The ADA’s Tough Standards

December 7th, 2006 by

We’ve all functioned under the ADA for long enough to know that it is a tough task master for employers. Above all, the Act requires employers to go through a specific process prior to terminating an ADA-eligible employee. Any foreshortening of the process, any jumping to conclusions, no matter how seemingly well reasoned or logical, are likely to meet with failure in the courts.
How would you handle these situations:
Case One: You have an equipment operator who has a history of epilepsy. One day he experiences an “aura” prior to work – a strong indication of a pending seizure. Instead of reporting the aura to his supervisor, he goes about his regular job. He has a seizure while driving a pick up truck. Fortunately, he is driving slowly. A passenger is able to gain control of the vehicle.
Do you fire him for cause? Do you fire him because he is a danger to himself and others?
Or do you try to accommodate his seizure disability?
Case Two: You hire a service technician to install telephone lines in residential homes. On his application, he denies any criminal history. Three months into the job, you discover that 15 years ago, he was acquitted of attempted murder by reason of insanity. He spent two and a half years in a mental hospital.
Do you terminate him immediately for misrepresenting his history and out of concern for your customers? Or should you allow him to continue working?
Seizure of the Day
Let’s begin with the equipment operator suffering from epilepsy: Dark v. Curry County. After the incident, the county referred the employee to a neurologist, who determined that the uncontrolled epilepsy comprised an immediate threat of harm to the employee and others. So the county terminated him. He was fired not for his wilful misconduct (failing to report the aura), but for the future risk inherent in his disability.
Therein lies the rub. Because the reason for the termination was the disability itself, the county had an obligation to go through the ADA accommodation process:

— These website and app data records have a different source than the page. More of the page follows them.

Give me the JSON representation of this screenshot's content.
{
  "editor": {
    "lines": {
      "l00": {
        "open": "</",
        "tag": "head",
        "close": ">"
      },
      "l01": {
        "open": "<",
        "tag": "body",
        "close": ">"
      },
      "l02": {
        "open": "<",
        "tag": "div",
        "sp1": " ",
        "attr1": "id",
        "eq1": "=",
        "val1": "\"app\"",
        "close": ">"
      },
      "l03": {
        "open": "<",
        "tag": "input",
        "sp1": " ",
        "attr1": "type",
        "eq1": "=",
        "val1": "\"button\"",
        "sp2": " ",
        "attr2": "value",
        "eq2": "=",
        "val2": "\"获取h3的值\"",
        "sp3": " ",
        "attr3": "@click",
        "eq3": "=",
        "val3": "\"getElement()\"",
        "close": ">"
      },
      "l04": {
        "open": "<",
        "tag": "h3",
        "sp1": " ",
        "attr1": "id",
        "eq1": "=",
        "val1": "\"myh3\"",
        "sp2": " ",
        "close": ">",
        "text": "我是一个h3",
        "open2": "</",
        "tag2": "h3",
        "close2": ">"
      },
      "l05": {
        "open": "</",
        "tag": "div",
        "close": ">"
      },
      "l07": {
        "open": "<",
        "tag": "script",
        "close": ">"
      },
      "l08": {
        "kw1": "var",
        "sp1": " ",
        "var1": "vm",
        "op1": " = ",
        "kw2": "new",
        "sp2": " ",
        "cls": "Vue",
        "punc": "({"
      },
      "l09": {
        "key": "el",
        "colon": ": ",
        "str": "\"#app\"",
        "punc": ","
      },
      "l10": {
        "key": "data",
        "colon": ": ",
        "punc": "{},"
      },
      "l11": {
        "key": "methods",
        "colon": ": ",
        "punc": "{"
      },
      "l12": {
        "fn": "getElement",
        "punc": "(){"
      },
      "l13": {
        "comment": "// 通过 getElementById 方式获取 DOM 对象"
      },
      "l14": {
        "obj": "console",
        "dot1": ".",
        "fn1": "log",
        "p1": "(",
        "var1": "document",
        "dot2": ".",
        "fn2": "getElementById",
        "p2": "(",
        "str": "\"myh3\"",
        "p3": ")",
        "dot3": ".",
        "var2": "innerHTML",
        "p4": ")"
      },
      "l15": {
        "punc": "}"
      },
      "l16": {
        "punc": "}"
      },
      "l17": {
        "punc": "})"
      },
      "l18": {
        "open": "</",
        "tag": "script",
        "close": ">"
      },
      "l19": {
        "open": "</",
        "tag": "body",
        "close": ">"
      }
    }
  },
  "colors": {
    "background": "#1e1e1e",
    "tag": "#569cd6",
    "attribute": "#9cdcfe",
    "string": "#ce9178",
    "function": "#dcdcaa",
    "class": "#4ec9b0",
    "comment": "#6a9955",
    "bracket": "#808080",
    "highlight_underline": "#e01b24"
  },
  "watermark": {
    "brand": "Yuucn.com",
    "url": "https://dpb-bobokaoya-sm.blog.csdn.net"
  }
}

Can the employee perform the essential functions of the job with reasonable accommodation?
If not, can he be accommodated by taking on other functions for which he is qualified (and which do not entail the operation of heavy equipment)?

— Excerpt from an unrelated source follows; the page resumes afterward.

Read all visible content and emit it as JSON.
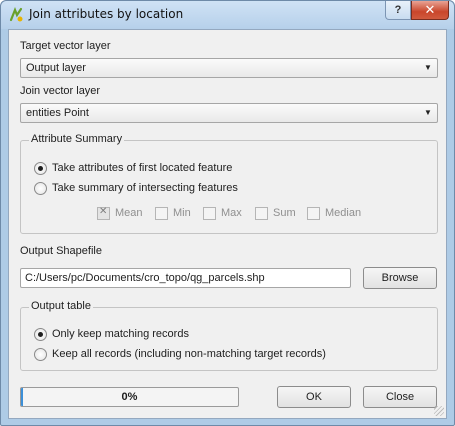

If not, how about accommodating him with medical leave, so that he has time to resolve the medication issues that resulted in a seizure?
By failing to follow the ADA procedure, the county violated the employee’s rights under the ADA. Even if they had terminated him solely for his wilful misconduct, it’s likely that some accommodation process would have been required. Judge O’Scannlain points out that “conduct resulting from a disability is considered to be part of the disability, rather than a separate basis for the termination.” In other words, if you want to terminate someone because of their disability, you must first explore any and all “reasonable accommodations.” The judge remanded the case back to a lower court for reconsideration.

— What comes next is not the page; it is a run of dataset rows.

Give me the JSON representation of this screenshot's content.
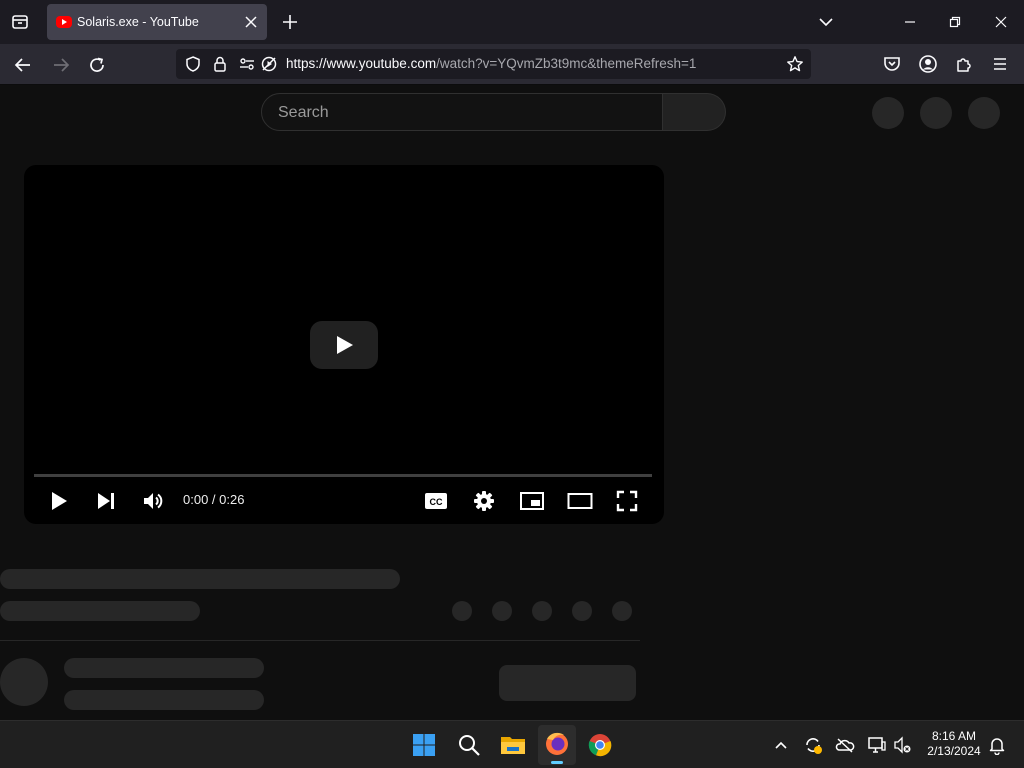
{
  "browser": {
    "tab_title": "Solaris.exe - YouTube",
    "url_host": "https://www.youtube.com",
    "url_path": "/watch?v=YQvmZb3t9mc&themeRefresh=1"
  },
  "youtube": {
    "search_placeholder": "Search",
    "player": {
      "time": "0:00 / 0:26",
      "progress": 0
    }
  },
  "taskbar": {
    "time": "8:16 AM",
    "date": "2/13/2024"
  },
  "colors": {
    "youtube_red": "#ff0000",
    "firefox_orange": "#ff7139",
    "windows_blue": "#3aa0f3"
  }
}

NOTE: We discuss another ADA case involving a mental disability here.
A Troubled Past
Our other case comes from last year: Joshua Liam Josephs v. Pacific Bell. Josephs was hired in 1997. On his job application, he denied any criminal history. After three months on the job, he had the full support of his immediate supervisor, even after a criminal background check revealed the “not guilty by reason of insanity” plea and the subsequent hospitalization. His supervisor saw no reason for firing him. Nonetheless, higher-up managers at Pac Bell decided to terminate Josephs. They feared that given his history of a mental disability, he might assault one of their customers.
A jury found that the company had discriminated against Josephs and the appeals court upheld the verdict (not without a stinging dissent by one judge who focuses on the potential liability for the employer). With over a decade of relative stability between the troubled past and his Pac Bell employment, Josephs was well beyond the “immediate threat” standard of the ADA. He even submitted as evidence an autobiography written during his hospitalization, in which he confronted the demons of his illness and documented his efforts to move on. By ADA standards, he proved his case.
The Rock and the Hard Place
The ADA is a formidable piece of legislation designed to end discrimination for the physically and mentally handicapped. It often places employers between the proverbial rock (the rights of the disabled) and a hard place (potential liability exposures). When confronted with ADA issues, employers need to understand the substantial burden of proof they face as they make decisions pertaining to the law. I highly recommend Judge O’Scannlain’s meticulously reasoned opinion as a guideline for employer decision-making. Managers tend to take action in the heat of the moment. Once a case hits the courts, everything is reduced to an agonizingly slow pace, with every action, every word of every document, carefully scrutinized. All of which serves to remind us that under the ADA, process is paramount: take the time to walk (not run!) through the process and document every step. It might seem like a lot of work at the time, but it’s a lot quicker than reconstructing every decision under the glaring lights of a courtroom.
Special thanks for the heads up on these cases from Walter Olsen at Overlawyered and also from Philip J. Griego, who provides some additional details.